Two sightings July 19 at a Greensboro, N.C., store have given the family some encouragement, but Williams says they are trying not to become too excited; other sightings have not panned out.
“The first one, we got pretty high up there and came down pretty far,” Williams says. “This particular situation, you’re hopeful. You want this to end. You want this to end today. It’s so difficult.”
Investigators are equally anxious.
“The difficulty on any case like this is that you’re dealing with time and you’re trying to find a child,” says Bruce Gebhardt, special agent in charge of the FBI’s San Francisco office.
“You’re hoping that the child is being taken care of, fed. You’re hoping that the child is returned safely and that’s what we’re still hoping for here, even though it’s been a length of time since Christina’s been missing,” he says.
The worst part was an erroneous report that a body found June 24 was Christina’s.
“When you’re sitting here and they say they’ve found a body, and they’re over here saying, ‘Yeah, it’s Christina Williams,’ how does that make us feel? It really messed us up really bad,” Jennifer says. “The news media are the best people. They’re the ones who are getting to all the people out there. When that happened, I learned that the news people are also our worst enemies.”
Williams says their world has turned into a kind of twilight zone.
“You see people doing their everyday stuff and you’re stuck in this nightmare,” Williams says. “You wake up; whatever nightmare you had while you were sleeping, it’s nothing compared to this.”
Striving for some normalcy, Alice Williams recently went back to her job as a hotel housekeeper, and that has helped her relax a bit. But there is rarely a moment that the family is not looking for Christina. They are concerned that people will forget about her the longer she’s gone.
The most difficult thing is the uncertainty.
“This is what eats you alive, that there’s no resolution,” Williams says in the family’s living room, which is bursting with cards of encouragement tucked into every possible space. “If someone in your family dies due to a car accident or gets shot and killed, yeah, that’s devastating. But you gradually learn to cope with it.
“But how do you cope with something like this that’s ongoing? You know about the worst-case possibility. But you have to keep [the] hope that she’s OK--and she could be,” Williams says. “There have been plenty of people who have come back after months, after years.”
Alice Williams remains optimistic.
“I think she’s alive and someone is hiding her or taking care of her,” she says. “I don’t think she’s hurt or something. I think she’s OK.”
But it’s a tough balance. Jennifer sleeps in Christina’s room, and she and Michael Jr. rarely go out. There’s almost always someone in the house, in case Christina calls.
This has been no summer; Jennifer, who had planned to spend the time with her boyfriend in Missouri before joining the Air Force in the winter, has become frustrated and tired of the well-intentioned but constant inquiries from strangers and friends alike.
A family trip to Yosemite is on indefinite hold.
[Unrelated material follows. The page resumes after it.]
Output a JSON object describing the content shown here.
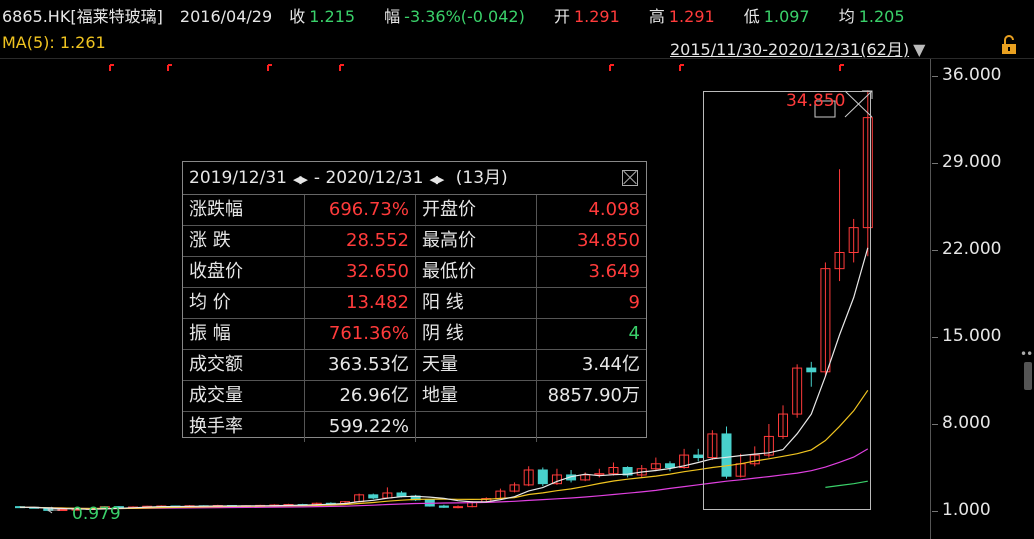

An outing to a recent nearby garlic festival became a chance to hand out fliers to the thousands of visitors, rather than the feast of food and music they had anticipated.
Before Christina disappeared, the family hadn’t gone to church in three or four years. But since her vanishing, they’ve attended every Sunday.
“You have to be religious, because that’s your only hope,” Jennifer says. “That’s our only other answer, is God.”
It’s been hard for Michael Jr. to watch his mother get upset all the time about his sister. And it’s hard to be positive, but Williams feels there is no other option.
“We have a very strong family. We’re a very loving family,” he says. “That helps. We try not to dwell on any of the negatives, and there’s plenty of negatives. Even though negatives do come up, you try to suppress them as much as possible and try to say, ‘She’s OK, we’re going to get her back.’
“We’ve got to do everything it takes to get her back.”
Anyone with information about Christina Williams can call the FBI’s confidential hotline at 1-800-671-3343.